Although The cornsheller doesn’t require a paint job to make it functional, I think it adds a whole lot to the overall appeal to the project and does add a little bit of historical value.
In order to make the frame of the cornsheller look old, I begin by sanding all of the frame components to 100 grit to roughen it up a bit. I then mixed a water based acrylic paint with water to make a very thin wash and applied to the white oak frame with a foam brush. This will give the appearance of weathered wood which then is stained using an antique maple oil based stain and wiped off. The grain of the oak becomes prominent and the grey shows through just enough to make it look aged.
When I did the first cornsheller I hand cut the stencils which took lots of time and had I known then that I would be doing another Hocking Valley sheller I would have made the stencils out of real stencil board for re-use. I did have the original stencils and contacted several businesses that do custom stencils to see if it would be possible to have stencils made from my originals. WOW—I’m in the wrong business!!!

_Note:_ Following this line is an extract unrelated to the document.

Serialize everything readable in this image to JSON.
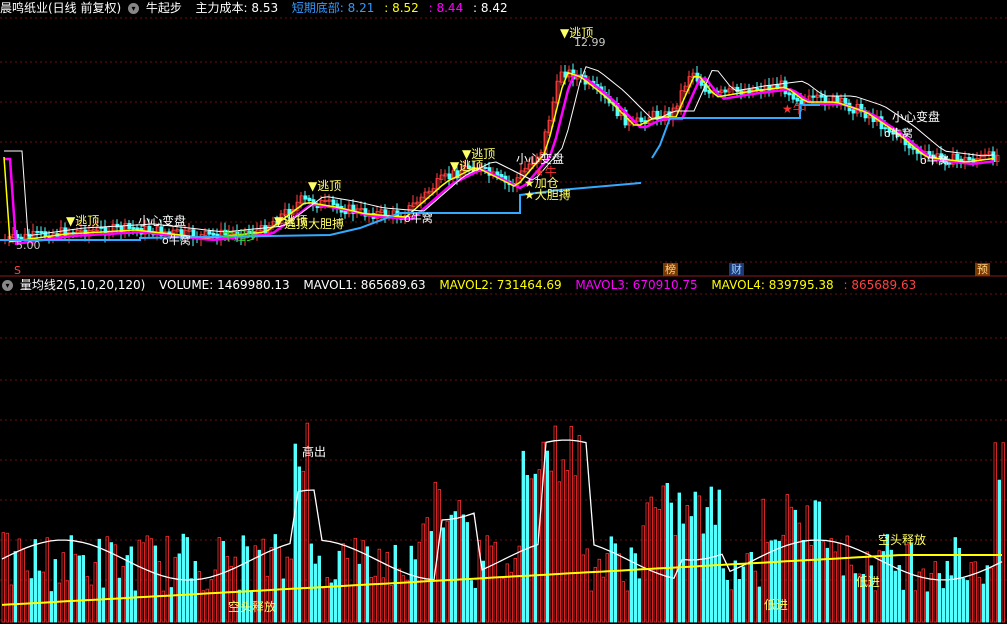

Average price was $75 per stencil for set up fee then $40 per stencil and that’s with me supplying the stencil board. NOT—- I need 3 stencils ,so time to gather my patience and do some drawing. I could still use the original stencils as a pattern which did save lots of time even though the new stencils needed to be a little larger. Plus I added one more stencil which I did not make for the first cornsheller.So after 4 hours of drawing and cutting with an exacto knife the stencil problem is solved.
I used enamel spray paint for the red parts of the sheller and did the pin striping with enamel craft paints and used the Dab method for the stenciling.
So here are a couple of photos of most of the painting . I still have one more side to stencil then the whole think gets finished with a couple coals of shellac.
On to the assembly of the Hocking Valley Cornsheller—stay tuned